Um, you might want to read a bit more on this. We are most philanthropic to foreign dictators. Have been for generations. America loves dictators! Not so much in Africa - we prefer them in the Middle East and South America. We generally don't invest in nations with working social systems because, hey, how the hell can we make a buck off them?
As for "nation building" wars, that's the conservative agenda, not the liberal one. Democrats go in for a strong UN, a peace corps, all that bleeding heart stuff, you know? If you conservatives could please explain why you care more about Iraq than you do about America, why you like propping up dictators more than spending money on our children's schools, and why you think poisoning the planet with carbonic acid is a good idea ... well, we liberals would really like to understand that stuff, 'cause it just seems dang ol' nuts to us.
1.) I agree that the current administration has been a very disappointing failure; however, I completely disagree with you that the economy here is not the best it's been since Sept 11th. Just look at the stock market and how it has rebounded. As I said before, yes, certain sectors are suffering, but many more are booming. And that's quite typical of any markets.
The stock market is fixed (http://www.sprott.com/pdf/TheVisibleHand.pdf
). And not just by the plunge protection team; America is founded on monopoly and corpocracy, with no relation between "economic growth" and real progress.
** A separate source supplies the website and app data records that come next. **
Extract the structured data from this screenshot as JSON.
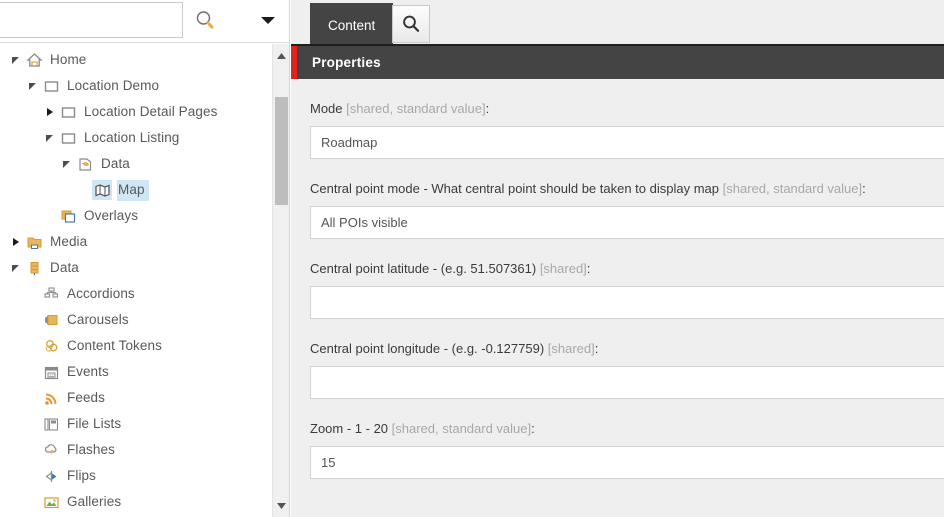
{
  "sidebar": {
    "search": {
      "value": "",
      "placeholder": ""
    },
    "search_icon": "search-icon",
    "dropdown_icon": "chevron-down-icon",
    "tree": [
      {
        "label": "Home",
        "icon": "home-icon",
        "depth": 0,
        "state": "expanded",
        "selected": false
      },
      {
        "label": "Location Demo",
        "icon": "page-icon",
        "depth": 1,
        "state": "expanded",
        "selected": false
      },
      {
        "label": "Location Detail Pages",
        "icon": "page-icon",
        "depth": 2,
        "state": "collapsed",
        "selected": false
      },
      {
        "label": "Location Listing",
        "icon": "page-icon",
        "depth": 2,
        "state": "expanded",
        "selected": false
      },
      {
        "label": "Data",
        "icon": "data-folder-icon",
        "depth": 3,
        "state": "expanded",
        "selected": false
      },
      {
        "label": "Map",
        "icon": "map-icon",
        "depth": 4,
        "state": "leaf",
        "selected": true
      },
      {
        "label": "Overlays",
        "icon": "overlays-icon",
        "depth": 2,
        "state": "leaf",
        "selected": false
      },
      {
        "label": "Media",
        "icon": "media-folder-icon",
        "depth": 0,
        "state": "collapsed",
        "selected": false
      },
      {
        "label": "Data",
        "icon": "database-icon",
        "depth": 0,
        "state": "expanded",
        "selected": false
      },
      {
        "label": "Accordions",
        "icon": "accordions-icon",
        "depth": 1,
        "state": "leaf",
        "selected": false
      },
      {
        "label": "Carousels",
        "icon": "carousels-icon",
        "depth": 1,
        "state": "leaf",
        "selected": false
      },
      {
        "label": "Content Tokens",
        "icon": "content-tokens-icon",
        "depth": 1,
        "state": "leaf",
        "selected": false
      },
      {
        "label": "Events",
        "icon": "calendar-icon",
        "depth": 1,
        "state": "leaf",
        "selected": false
      },
      {
        "label": "Feeds",
        "icon": "rss-icon",
        "depth": 1,
        "state": "leaf",
        "selected": false
      },
      {
        "label": "File Lists",
        "icon": "file-lists-icon",
        "depth": 1,
        "state": "leaf",
        "selected": false
      },
      {
        "label": "Flashes",
        "icon": "flash-icon",
        "depth": 1,
        "state": "leaf",
        "selected": false
      },
      {
        "label": "Flips",
        "icon": "flips-icon",
        "depth": 1,
        "state": "leaf",
        "selected": false
      },
      {
        "label": "Galleries",
        "icon": "galleries-icon",
        "depth": 1,
        "state": "leaf",
        "selected": false
      }
    ],
    "scrollbar": {
      "up_icon": "scroll-up-arrow-icon",
      "down_icon": "scroll-down-arrow-icon"
    }
  },
  "content": {
    "tabs": [
      {
        "label": "Content",
        "active": true
      }
    ],
    "tab_search_icon": "search-icon",
    "panel_title": "Properties",
    "accent_color": "#e2231a",
    "fields": [
      {
        "label": "Mode ",
        "annotation": "[shared, standard value]",
        "suffix": ":",
        "value": "Roadmap",
        "name": "mode-field"
      },
      {
        "label": "Central point mode - What central point should be taken to display map ",
        "annotation": "[shared, standard value]",
        "suffix": ":",
        "value": "All POIs visible",
        "name": "central-point-mode-field"
      },
      {
        "label": "Central point latitude - (e.g. 51.507361) ",
        "annotation": "[shared]",
        "suffix": ":",
        "value": "",
        "name": "central-point-latitude-field"
      },
      {
        "label": "Central point longitude - (e.g. -0.127759) ",
        "annotation": "[shared]",
        "suffix": ":",
        "value": "",
        "name": "central-point-longitude-field"
      },
      {
        "label": "Zoom - 1 - 20 ",
        "annotation": "[shared, standard value]",
        "suffix": ":",
        "value": "15",
        "name": "zoom-field"
      }
    ]
  }
}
Take a look at the GPI (http://www.eoearth.org/article/Toward_an_ecological_economy
) to see what the real state of the nation is. Quality of life in America peaked in 1975 and has been going backwards fast in recent years. The real question on the stock market isn't how well are we doing - it's how long can our government keep manipulating global markets and global politics before the next bunch of bastards beats them at it.
2.) I wud'nt kno aneething bout wurkin' Me just dumb Amaricun. Such an ignorant comment. You know what America imports and exports? Brains! Why do you think the worlds best and brightest come here/stay here to work and study?
We come because America is a great place to live if you have a good education. But American schools are being heavily outcompeted by those in India, China and Europe. We still produce a whole mess of liberal arts grads. Technical degrees - science and engineering - are no longer an American strength. Manufacturing and technical jobs aren't in America any more either. We are an avowed service economy - we don't make anything that anyone else in the world needs. We don't have oil any more, our farms are getting hammered by the weather wobbles, we don't make cars anyone else can use, we don't have a lock on software any more ... all we have left is "high speed pizza delivery".
We are an inward facing country. As our dollar continues to plummet we're going to find it getting harder and harder to get what we need to maintain what we use. And we're hooked on importing stuff - disposable stuff. Stuff that breaks easy. Now that the Chinese are turning off the credit spigot we can't keep importing stuff - and they have all the manufacturing infrastructure now. We don't. With the collapse of the mortgage bubble the last domestic industry we had going is turning off. We do indeed have brains - and now is the time for us to use them to reinvent ourselves.
As for the rest of that stuff about college campuses and Ayn Rand, you're not addressing my argument or arguing with a position I support. I'm actually quite sympathetic to libertarianism/extropianism. The problem with it is its tendentious sense of entitlement. The fact is taxes really are a stupid way to fund infrastructure. We can do better - and we're pretty soon going to have to do better!